━━ Stored data ━━
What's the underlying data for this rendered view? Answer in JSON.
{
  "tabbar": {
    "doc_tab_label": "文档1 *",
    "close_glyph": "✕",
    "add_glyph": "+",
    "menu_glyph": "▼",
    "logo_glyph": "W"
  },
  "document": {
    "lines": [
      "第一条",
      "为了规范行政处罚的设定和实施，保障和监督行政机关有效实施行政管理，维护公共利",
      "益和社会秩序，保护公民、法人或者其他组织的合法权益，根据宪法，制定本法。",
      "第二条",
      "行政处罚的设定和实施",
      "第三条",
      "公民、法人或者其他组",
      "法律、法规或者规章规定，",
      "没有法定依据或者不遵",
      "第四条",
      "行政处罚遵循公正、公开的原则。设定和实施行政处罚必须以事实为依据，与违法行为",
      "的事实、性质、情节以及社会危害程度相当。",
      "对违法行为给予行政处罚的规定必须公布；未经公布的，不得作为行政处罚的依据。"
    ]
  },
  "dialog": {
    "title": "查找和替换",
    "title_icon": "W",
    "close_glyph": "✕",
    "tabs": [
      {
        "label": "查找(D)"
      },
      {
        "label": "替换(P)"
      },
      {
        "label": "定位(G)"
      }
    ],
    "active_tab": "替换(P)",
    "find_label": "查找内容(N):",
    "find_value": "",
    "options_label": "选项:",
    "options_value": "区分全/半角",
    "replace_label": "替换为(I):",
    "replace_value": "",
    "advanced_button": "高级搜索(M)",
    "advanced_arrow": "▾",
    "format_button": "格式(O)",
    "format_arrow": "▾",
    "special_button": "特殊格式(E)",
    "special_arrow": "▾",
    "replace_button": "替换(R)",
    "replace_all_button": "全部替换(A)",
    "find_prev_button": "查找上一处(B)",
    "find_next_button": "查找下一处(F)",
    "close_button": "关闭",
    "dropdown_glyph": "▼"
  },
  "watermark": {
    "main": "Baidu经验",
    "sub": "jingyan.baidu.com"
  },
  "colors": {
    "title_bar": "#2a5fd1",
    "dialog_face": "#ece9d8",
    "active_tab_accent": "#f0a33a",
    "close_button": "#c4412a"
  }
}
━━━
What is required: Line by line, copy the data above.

Answer space:
What's the underlying data for this rendered view? Answer in JSON.
{
  "tabbar": {
    "doc_tab_label": "文档1 *",
    "close_glyph": "✕",
    "add_glyph": "+",
    "menu_glyph": "▼",
    "logo_glyph": "W"
  },
  "document": {
    "lines": [
      "第一条",
      "为了规范行政处罚的设定和实施，保障和监督行政机关有效实施行政管理，维护公共利",
      "益和社会秩序，保护公民、法人或者其他组织的合法权益，根据宪法，制定本法。",
      "第二条",
      "行政处罚的设定和实施",
      "第三条",
      "公民、法人或者其他组",
      "法律、法规或者规章规定，",
      "没有法定依据或者不遵",
      "第四条",
      "行政处罚遵循公正、公开的原则。设定和实施行政处罚必须以事实为依据，与违法行为",
      "的事实、性质、情节以及社会危害程度相当。",
      "对违法行为给予行政处罚的规定必须公布；未经公布的，不得作为行政处罚的依据。"
    ]
  },
  "dialog": {
    "title": "查找和替换",
    "title_icon": "W",
    "close_glyph": "✕",
    "tabs": [
      {
        "label": "查找(D)"
      },
      {
        "label": "替换(P)"
      },
      {
        "label": "定位(G)"
      }
    ],
    "active_tab": "替换(P)",
    "find_label": "查找内容(N):",
    "find_value": "",
    "options_label": "选项:",
    "options_value": "区分全/半角",
    "replace_label": "替换为(I):",
    "replace_value": "",
    "advanced_button": "高级搜索(M)",
    "advanced_arrow": "▾",
    "format_button": "格式(O)",
    "format_arrow": "▾",
    "special_button": "特殊格式(E)",
    "special_arrow": "▾",
    "replace_button": "替换(R)",
    "replace_all_button": "全部替换(A)",
    "find_prev_button": "查找上一处(B)",
    "find_next_button": "查找下一处(F)",
    "close_button": "关闭",
    "dropdown_glyph": "▼"
  },
  "watermark": {
    "main": "Baidu经验",
    "sub": "jingyan.baidu.com"
  },
  "colors": {
    "title_bar": "#2a5fd1",
    "dialog_face": "#ece9d8",
    "active_tab_accent": "#f0a33a",
    "close_button": "#c4412a"
  }
}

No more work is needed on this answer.